A-REX provides several configuration methods that rely on VOMS proxies:
VOMS proxies cannot be properly used without signature verification. As like client configuration, LSC files are used to configure trusted VOMS servers. Refer Configuring trusted VOMS servers part of this notes to find how to create LSC files.
Another A-REX-specific way to configure trust chains without creation of LSC files per each VOMS server is to define a voms_trust_chain configuration option that is designed to contain information about all trusted issuers in one place. This approach will be much useful with A-REX standalone installation that provide resources for a few VOs. In contrast, LSC files based solution is more scalable and compatible with other EMI software.
This option should be specified in [common] configuration block or redefined in [grid-manager] and/or [gridftpd] blocks:
NOTE! The voms_trust_chain option will override the information in the LSC files if it is defined.
Unlike LSC files, voms_trust_chain option support regular expressions syntax.More information about A-REX configuration with VOMS proxies can be found in the ARC Computing Element System Administrator Guide
The information from the VOMS server should also be used to implement VO-based user mapping in the arc.conf file or analogous configuration file of other grid middleware. Typically, the necessary contact strings are available via "Configuration Information" option in the VOMS Web interface. Different mapping utilities use such contact strings in slightly different manner; below are some examples for ARC.
In the file /etc/arc.conf, inside [vo] blocks, one can then use the following constructions to map entire VO, a group or a role to a local user account:
Note that e.g. the group "testers" should be written /knowarc.eu/testers even though some might construe this as an unnecessary redundancy.
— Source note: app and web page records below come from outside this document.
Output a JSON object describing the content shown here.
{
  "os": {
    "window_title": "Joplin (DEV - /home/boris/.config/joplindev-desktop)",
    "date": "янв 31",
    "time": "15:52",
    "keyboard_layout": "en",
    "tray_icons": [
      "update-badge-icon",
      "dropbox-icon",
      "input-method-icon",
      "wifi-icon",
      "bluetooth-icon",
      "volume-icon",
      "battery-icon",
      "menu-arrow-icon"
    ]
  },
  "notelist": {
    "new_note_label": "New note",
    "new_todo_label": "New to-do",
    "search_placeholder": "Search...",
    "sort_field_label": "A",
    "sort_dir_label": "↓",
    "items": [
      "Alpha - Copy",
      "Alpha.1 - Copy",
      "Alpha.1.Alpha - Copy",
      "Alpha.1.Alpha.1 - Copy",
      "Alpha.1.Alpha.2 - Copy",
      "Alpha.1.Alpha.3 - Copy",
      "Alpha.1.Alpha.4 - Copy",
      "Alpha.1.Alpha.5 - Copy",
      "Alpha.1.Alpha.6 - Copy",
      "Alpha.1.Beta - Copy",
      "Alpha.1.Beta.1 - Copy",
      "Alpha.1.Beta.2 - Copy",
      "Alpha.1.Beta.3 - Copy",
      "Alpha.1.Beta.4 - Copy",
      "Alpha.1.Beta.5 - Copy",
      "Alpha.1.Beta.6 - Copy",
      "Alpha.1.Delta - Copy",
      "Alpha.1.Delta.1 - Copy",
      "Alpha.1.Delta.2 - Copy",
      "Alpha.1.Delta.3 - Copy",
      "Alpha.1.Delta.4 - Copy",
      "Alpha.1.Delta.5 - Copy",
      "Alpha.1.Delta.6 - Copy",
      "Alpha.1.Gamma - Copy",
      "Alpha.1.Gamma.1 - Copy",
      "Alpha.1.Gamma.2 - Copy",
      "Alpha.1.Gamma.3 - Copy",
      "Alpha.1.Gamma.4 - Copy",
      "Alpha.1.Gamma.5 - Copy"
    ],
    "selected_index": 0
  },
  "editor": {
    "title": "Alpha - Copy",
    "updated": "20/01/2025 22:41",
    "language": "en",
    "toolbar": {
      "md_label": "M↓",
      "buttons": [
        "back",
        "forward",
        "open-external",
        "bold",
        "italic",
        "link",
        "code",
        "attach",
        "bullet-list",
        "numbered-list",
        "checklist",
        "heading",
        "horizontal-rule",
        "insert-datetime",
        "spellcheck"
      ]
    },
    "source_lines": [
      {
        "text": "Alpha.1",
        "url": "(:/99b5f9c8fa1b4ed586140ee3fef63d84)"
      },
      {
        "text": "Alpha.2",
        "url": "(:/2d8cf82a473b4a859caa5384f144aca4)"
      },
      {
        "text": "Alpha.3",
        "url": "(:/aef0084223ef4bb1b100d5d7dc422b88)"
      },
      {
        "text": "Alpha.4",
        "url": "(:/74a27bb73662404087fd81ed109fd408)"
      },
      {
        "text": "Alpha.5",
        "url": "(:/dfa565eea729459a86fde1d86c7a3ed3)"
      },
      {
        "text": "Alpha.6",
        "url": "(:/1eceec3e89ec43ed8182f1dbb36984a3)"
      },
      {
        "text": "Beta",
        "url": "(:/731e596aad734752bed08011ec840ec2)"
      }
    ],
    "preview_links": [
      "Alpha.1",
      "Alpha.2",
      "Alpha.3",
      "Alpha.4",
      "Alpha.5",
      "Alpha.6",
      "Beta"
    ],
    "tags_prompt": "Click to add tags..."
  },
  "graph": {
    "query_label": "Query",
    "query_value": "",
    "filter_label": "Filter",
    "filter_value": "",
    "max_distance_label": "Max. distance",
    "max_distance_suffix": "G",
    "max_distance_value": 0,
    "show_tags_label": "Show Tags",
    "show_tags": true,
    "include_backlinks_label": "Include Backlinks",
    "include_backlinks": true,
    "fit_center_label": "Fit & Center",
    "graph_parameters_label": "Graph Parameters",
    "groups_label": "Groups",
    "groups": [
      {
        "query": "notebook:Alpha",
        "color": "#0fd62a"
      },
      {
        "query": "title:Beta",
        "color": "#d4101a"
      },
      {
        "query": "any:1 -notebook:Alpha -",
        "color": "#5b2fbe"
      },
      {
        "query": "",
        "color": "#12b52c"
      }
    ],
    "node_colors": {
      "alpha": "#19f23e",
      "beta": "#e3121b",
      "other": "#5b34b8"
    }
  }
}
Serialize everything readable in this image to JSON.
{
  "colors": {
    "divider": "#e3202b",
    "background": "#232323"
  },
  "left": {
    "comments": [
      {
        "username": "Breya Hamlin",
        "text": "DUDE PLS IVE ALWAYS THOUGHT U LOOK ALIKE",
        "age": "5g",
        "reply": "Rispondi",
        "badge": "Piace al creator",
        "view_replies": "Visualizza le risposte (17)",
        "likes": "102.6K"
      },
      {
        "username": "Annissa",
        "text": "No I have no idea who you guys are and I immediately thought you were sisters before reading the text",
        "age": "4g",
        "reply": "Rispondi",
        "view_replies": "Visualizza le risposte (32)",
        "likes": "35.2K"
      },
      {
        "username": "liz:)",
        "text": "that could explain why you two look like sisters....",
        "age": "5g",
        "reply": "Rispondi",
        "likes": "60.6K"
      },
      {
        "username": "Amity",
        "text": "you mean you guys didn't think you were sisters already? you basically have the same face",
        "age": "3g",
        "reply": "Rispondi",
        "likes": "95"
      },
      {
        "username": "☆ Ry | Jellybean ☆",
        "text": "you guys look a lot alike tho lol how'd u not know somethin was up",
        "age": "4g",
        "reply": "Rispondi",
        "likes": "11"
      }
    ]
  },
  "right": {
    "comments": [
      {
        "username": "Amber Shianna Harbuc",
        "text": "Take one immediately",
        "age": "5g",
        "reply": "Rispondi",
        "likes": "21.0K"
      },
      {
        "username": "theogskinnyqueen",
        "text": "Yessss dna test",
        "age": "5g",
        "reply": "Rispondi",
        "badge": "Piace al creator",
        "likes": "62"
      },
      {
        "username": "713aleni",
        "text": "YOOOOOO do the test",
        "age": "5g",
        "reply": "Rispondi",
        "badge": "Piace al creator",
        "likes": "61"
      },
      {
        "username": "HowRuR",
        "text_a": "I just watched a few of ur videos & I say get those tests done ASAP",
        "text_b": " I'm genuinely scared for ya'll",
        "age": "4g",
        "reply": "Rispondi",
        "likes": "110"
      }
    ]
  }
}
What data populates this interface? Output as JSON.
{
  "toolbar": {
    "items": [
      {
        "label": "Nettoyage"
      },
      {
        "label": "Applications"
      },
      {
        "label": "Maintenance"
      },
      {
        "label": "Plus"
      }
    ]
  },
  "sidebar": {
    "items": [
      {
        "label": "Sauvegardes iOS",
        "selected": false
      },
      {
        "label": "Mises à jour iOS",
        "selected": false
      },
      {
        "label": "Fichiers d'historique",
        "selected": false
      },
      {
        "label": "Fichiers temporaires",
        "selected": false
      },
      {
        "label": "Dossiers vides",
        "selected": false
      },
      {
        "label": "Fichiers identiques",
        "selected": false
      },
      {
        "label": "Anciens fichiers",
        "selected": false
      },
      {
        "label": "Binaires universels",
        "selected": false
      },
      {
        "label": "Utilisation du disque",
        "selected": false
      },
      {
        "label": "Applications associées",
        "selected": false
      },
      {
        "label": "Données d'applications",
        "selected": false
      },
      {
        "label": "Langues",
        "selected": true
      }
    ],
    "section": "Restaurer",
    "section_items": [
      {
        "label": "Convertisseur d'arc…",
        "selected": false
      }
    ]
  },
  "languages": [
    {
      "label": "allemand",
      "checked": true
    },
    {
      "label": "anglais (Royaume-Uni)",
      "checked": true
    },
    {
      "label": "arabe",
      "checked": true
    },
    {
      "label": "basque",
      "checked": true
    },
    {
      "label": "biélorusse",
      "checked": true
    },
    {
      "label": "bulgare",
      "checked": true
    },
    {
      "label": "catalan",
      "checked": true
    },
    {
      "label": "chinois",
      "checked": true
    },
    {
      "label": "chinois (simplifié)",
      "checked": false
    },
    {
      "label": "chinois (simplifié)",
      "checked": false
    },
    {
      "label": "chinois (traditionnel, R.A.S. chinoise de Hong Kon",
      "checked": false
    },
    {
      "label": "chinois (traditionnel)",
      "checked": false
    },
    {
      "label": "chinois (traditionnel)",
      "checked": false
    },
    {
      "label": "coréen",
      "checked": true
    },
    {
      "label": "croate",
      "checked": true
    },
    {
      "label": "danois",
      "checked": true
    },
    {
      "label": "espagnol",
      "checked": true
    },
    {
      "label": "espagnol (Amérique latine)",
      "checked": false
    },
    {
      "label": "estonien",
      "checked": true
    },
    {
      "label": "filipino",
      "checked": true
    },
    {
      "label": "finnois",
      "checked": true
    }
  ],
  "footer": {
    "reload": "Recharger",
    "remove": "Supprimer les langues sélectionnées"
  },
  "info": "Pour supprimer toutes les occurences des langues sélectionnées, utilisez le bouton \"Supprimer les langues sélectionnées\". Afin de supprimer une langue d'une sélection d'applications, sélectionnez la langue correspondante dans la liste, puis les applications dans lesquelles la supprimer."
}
Example of some useful [vo] blocks making use of VOMS are such:
Make sure there are no more than one block with a given id!
To test your configuration, run